**Task goal**: Within the entries below, every line containing "screenshot" is to be copied.

•••

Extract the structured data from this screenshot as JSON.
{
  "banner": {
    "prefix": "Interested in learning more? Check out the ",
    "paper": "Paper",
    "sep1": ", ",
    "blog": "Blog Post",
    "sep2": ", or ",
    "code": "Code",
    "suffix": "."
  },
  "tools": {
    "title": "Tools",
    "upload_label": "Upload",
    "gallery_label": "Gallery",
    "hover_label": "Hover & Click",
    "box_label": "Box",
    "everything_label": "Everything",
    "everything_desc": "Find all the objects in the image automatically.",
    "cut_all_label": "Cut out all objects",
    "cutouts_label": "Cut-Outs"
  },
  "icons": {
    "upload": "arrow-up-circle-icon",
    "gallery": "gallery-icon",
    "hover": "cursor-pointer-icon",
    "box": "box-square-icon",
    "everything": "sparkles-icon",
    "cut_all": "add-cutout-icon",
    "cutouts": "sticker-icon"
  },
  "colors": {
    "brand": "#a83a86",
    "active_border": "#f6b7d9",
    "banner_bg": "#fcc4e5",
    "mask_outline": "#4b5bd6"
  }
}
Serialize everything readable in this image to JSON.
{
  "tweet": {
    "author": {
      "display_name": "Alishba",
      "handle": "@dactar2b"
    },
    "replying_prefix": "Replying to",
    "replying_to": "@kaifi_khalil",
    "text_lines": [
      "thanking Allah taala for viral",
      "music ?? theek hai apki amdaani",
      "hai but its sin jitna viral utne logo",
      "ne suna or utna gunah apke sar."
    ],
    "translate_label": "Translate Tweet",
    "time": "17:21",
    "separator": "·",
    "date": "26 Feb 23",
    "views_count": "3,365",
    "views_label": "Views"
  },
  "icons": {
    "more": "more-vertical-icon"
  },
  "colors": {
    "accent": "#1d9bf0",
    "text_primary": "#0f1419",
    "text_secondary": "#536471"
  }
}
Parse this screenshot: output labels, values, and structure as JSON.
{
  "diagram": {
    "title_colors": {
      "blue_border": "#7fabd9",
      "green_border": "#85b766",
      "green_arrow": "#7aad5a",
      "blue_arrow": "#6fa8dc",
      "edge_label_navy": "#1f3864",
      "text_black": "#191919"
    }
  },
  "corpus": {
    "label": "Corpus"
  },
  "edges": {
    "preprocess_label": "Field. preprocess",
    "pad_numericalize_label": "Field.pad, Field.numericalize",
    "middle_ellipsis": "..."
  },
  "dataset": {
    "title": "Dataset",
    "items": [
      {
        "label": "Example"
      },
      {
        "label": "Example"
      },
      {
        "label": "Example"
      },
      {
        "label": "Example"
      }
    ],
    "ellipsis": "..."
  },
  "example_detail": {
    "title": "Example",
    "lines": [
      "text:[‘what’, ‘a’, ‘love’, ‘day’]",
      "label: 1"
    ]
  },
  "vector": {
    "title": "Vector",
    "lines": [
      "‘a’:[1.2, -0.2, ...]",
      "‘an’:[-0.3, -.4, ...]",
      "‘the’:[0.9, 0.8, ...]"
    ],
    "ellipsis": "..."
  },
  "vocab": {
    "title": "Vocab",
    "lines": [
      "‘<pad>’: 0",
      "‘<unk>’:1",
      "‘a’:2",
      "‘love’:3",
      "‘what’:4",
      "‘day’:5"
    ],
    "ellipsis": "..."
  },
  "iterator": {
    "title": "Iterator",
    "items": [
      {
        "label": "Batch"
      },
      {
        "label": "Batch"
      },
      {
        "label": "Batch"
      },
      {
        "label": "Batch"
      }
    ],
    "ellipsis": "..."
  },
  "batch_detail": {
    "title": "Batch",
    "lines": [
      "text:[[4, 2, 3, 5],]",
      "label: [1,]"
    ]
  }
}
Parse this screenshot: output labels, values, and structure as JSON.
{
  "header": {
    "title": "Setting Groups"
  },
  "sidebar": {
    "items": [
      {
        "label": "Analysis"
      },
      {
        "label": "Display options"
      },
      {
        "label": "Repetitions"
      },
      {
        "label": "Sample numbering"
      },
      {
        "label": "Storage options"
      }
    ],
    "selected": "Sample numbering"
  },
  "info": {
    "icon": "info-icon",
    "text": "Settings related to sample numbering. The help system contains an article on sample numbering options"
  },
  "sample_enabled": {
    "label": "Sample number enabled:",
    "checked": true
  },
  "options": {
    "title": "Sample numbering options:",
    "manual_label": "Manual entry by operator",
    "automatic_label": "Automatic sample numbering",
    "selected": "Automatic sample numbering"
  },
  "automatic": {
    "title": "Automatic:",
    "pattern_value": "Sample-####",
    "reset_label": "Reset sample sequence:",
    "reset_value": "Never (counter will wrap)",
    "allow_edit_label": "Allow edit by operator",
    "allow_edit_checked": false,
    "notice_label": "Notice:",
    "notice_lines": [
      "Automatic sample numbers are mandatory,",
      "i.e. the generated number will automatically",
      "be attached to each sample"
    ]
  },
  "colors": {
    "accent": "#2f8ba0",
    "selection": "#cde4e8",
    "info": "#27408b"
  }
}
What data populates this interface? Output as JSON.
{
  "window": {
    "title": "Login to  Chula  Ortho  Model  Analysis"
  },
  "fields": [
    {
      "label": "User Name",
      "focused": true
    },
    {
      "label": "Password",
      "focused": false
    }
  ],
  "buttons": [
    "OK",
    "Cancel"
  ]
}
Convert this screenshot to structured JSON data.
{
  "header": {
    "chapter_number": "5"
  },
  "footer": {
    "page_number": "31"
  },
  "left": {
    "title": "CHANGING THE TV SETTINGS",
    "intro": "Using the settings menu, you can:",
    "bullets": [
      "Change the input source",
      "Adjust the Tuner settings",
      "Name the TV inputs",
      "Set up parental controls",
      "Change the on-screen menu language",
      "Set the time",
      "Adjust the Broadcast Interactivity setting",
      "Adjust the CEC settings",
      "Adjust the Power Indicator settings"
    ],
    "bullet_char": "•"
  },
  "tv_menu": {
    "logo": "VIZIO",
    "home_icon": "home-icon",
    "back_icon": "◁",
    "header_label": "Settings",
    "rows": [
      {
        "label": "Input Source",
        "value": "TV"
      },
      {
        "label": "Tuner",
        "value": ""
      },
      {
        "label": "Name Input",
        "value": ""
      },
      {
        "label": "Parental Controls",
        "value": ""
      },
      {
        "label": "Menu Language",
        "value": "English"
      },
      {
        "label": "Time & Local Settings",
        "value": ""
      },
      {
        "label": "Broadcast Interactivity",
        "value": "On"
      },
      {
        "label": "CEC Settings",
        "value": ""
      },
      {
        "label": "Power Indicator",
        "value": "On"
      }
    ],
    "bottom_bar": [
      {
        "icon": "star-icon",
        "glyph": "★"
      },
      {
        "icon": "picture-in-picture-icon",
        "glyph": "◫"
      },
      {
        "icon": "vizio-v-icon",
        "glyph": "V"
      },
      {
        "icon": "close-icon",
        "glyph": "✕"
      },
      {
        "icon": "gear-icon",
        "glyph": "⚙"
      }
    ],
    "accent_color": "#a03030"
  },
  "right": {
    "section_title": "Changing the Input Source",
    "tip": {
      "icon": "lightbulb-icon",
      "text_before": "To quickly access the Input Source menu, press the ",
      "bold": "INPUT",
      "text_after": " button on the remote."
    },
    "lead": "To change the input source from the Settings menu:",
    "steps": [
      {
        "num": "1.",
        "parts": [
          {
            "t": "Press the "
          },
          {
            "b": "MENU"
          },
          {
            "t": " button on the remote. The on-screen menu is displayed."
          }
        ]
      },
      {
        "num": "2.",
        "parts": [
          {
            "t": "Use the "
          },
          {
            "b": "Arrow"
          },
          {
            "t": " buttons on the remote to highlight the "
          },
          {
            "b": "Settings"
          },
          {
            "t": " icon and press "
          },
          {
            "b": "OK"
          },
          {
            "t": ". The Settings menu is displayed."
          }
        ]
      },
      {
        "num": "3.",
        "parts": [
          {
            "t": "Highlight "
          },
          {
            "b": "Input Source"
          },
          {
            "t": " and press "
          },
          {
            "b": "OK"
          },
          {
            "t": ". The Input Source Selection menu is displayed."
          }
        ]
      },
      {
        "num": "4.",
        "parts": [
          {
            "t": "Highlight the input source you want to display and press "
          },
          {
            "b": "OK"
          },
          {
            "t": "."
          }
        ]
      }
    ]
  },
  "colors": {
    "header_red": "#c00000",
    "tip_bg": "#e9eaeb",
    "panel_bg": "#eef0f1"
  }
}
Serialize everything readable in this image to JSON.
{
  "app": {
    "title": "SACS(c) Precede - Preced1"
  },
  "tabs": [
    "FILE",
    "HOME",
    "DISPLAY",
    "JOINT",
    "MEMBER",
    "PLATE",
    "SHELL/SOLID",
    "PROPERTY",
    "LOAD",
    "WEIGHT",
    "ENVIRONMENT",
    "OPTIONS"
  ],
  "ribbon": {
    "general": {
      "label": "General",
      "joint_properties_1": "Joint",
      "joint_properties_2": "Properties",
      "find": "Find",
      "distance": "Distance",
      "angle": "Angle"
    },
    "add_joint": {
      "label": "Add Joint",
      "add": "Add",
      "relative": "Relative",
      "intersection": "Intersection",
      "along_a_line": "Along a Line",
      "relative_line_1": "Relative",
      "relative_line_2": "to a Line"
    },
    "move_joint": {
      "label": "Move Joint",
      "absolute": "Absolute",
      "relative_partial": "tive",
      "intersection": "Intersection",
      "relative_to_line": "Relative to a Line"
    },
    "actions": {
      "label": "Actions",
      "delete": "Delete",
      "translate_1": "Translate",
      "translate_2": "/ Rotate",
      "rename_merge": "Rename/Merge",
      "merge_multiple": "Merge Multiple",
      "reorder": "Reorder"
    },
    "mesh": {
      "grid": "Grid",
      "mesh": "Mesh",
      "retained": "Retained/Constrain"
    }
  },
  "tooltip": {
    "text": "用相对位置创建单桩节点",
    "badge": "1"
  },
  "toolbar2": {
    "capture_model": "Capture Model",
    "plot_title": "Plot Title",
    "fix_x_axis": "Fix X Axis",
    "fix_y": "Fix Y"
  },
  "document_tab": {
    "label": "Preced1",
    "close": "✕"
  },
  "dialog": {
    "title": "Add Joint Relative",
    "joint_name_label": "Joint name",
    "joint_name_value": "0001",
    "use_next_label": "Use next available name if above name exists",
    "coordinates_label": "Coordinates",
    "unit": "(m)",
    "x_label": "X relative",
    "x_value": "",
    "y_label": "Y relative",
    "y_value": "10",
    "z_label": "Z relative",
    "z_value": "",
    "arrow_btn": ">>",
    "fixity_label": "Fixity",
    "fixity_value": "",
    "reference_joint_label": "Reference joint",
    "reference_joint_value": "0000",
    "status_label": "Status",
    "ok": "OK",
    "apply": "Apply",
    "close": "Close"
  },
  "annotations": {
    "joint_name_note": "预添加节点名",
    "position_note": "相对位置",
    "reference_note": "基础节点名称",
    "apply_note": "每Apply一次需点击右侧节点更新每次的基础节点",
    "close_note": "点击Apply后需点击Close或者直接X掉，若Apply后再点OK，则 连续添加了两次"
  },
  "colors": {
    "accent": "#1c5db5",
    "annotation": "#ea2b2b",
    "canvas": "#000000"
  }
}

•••

**Written response**:
Extract the structured data from this screenshot as JSON.
Parse this screenshot: output labels, values, and structure as JSON.
Parse this screenshot: output labels, values, and structure as JSON.
Convert this screenshot to structured JSON data.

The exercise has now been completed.